Paris attacks 'wake up event' for artists: Redford at Sundance23 january 2015, 11:11
The Charlie Hebdo attacks in Paris were a "wake-up event" for freedom of expression, movie legend Robert Redford said Thursday as he launched the Sundance Film Festival, a showcase for independent cinema, AFP reports.
He vowed that the 11-day festival, which features edgy and sometimes provocative films as opposed to more mainstream Hollywood movies, would be a "safe place" for independent filmmakers.
"There is an attack on freedom of expression in many different places, it's not exclusive to Paris," he told reporters, but added: "That was a sad event, it was a shocking event.
"I also have a hunch it was a bit of a wakeup event," he said when asked about the attacks on the Charlie Hebdo satirical weekly which left 12 people dead.
"We believe in diversity, and freedom of expression is very much fundamental to us. ... You see a lot of films here that are going to upset other people, but that is OK -- it's diversity," he added.
Redford continued: "Freedom of expression seems to be in danger in a lot of areas, but as far as we're concerned, we will do everything in our power to keep it alive here."
Some 200 films will be screened at the festival -- held annually in the Utah ski resort of Park City, and now in its 31st year -- between Thursday and February 1.
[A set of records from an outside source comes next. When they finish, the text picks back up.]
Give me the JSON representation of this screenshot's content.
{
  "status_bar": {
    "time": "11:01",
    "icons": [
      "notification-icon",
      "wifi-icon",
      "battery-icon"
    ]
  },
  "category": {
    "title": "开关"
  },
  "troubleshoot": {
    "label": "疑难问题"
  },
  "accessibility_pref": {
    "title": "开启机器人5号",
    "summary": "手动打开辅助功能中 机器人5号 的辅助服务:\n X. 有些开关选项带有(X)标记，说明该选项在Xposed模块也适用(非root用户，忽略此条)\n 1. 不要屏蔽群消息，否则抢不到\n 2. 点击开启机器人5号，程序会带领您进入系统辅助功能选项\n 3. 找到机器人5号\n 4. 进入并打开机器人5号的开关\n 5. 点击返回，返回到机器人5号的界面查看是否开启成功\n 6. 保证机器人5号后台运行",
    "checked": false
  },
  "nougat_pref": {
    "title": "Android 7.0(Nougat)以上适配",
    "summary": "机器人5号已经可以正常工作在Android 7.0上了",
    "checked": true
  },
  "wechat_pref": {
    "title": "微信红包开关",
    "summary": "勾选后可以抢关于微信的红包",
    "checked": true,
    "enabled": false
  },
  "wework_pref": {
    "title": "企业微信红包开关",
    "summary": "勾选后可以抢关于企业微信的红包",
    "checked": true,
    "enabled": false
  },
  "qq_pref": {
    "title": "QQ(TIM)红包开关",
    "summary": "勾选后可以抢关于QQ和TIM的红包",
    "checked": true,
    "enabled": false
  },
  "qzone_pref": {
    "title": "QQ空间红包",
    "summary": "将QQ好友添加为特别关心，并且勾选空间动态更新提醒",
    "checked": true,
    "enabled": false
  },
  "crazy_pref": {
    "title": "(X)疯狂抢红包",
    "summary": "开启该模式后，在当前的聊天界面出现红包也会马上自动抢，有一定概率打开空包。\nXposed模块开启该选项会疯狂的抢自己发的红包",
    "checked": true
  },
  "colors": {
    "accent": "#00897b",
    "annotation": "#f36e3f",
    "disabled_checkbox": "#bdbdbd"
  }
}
"The idea ... to try to create a safe place for filmmakers ... is what I think Sundance represents," said the 78-year-old, who named the festival after his character in 1969 classic "Butch Cassidy and the Sundance Kid."